Becoming a fixture in studios and on stages helped him develop his own unique formula: Curtis Harding’s specialty is synthesis. “I take everything that I’ve learned from these different genres and put it in a pot and come up with something new.” His well-received 2014 solo debut Soul Power was the first iteration of the formula, his new album Face Your Fear is that formula perfected. Partnering with his chief collaborator Sam Cohen and with mentorship of super producer Danger Mouse has created an album that speaks to range of emotions a man reckoning with the world and love go through. He’s reminded of a lost love on “Ghost Of You,” he seduces on “Welcome To My World,” he seeks forgiveness on “Wednesday Morning Atonement” and pledges devotion on “Need My Baby.”

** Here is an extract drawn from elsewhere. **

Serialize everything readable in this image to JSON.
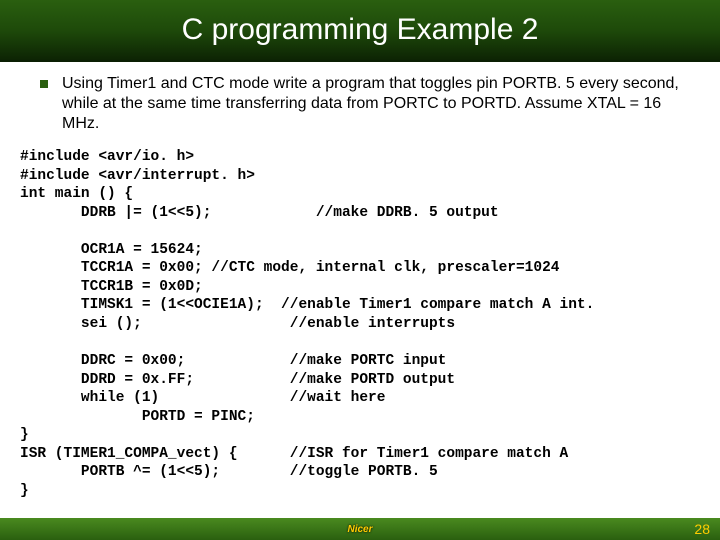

As Curtis explains, "The record [Face Your Fear], to me, is all over the place because I go through moods, man. I change.” The dark title track was inspired by the feeling of a nightmare; a foreboding feeling, the spell broken by the clarity of awakening. “By the way maybe don’t worry Its OK face your fear” he croons on the chorus. Fear of the unknown, fear of the unfamiliar is a bad dream the brave among us must constantly shake ourselves out of. it’s something he’s had to practice his entire life as he moved from place to place and continues to practice as he moves forward as a musician, “Just putting myself out there and not being close-minded and just being open to different ideas and different sounds and different flavors and putting myself in situations sometimes where I didn’t know if I would make it out but you know [the mantra is], face your fuckin’ fear!